Shakespeare's Sonnets

A line-by-line translation

Shakespeare's Sonnets

Shakespeare's Sonnets Translation Sonnet 28

Line Map Clear Line Map Add

How can I then return in happy plight That am debarred the benefit of rest? When day’s oppression is not eased by night, But day by night and night by day oppressed? And each, though enemies to either’s reign, Do in consent shake hands to torture me, The one by toil, the other to complain How far I toil, still farther off from thee. I tell the day to please him thou art bright, And dost him grace when clouds do blot the heaven. So flatter I the swart-complexioned night, When sparkling stars twire not, thou gild’st the even. But day doth daily draw my sorrows longer, And night doth nightly make grief’s length seem stronger.

Then how can I return to a state of happiness
When I am prevented from resting?
When the pressure of the day is not relieved at night,
But day is oppressed by night and night by day?
And although they are enemies to each other,
They join forces to torture me,
The day with labor, and the night with thoughts
Of how my work takes me even further away from you.
I tell the day, to please him, about how radiant you are,
And how your radiance honors him even when the clouds cover the sky.
I give the same flattery to the dark-faced night,
Telling him that when stars do not twinkle, you brighten the evening.
But, every day, the day makes my sorrows longer,
And, every night, the night makes my grief feel stronger.

Sonnets
Join LitCharts A+ and get the entire Shakespeare's Sonnets Translation as a printable PDF.
LitCharts A+ members also get exclusive access to:
  • Downloadable translations of every Shakespeare play and sonnet
  • Downloads of 727 LitCharts Lit Guides
  • Explanations and citation info for 17,592 quotes covering 727 books
  • Teacher Editions for every Lit Guide
  • PDFs defining 136 key Lit Terms
Suzy kim
About the Translator: Suzy Kim

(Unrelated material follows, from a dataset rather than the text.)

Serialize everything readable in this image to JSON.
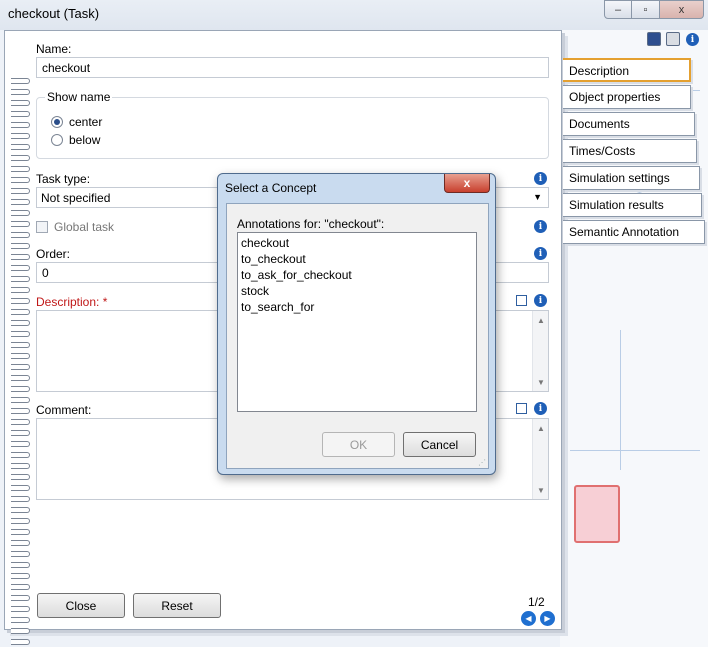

Suzy Kim is a graduate student studying Victorian literature at Brown University. She studied English and Psychology at University of Pennsylvania, and some of her creative work can be found in the upcoming volume of The Graphic Canon: Tales of Crime and Mystery Vol. 1. She is from Seoul, and currently lives in Providence, Rhode Island.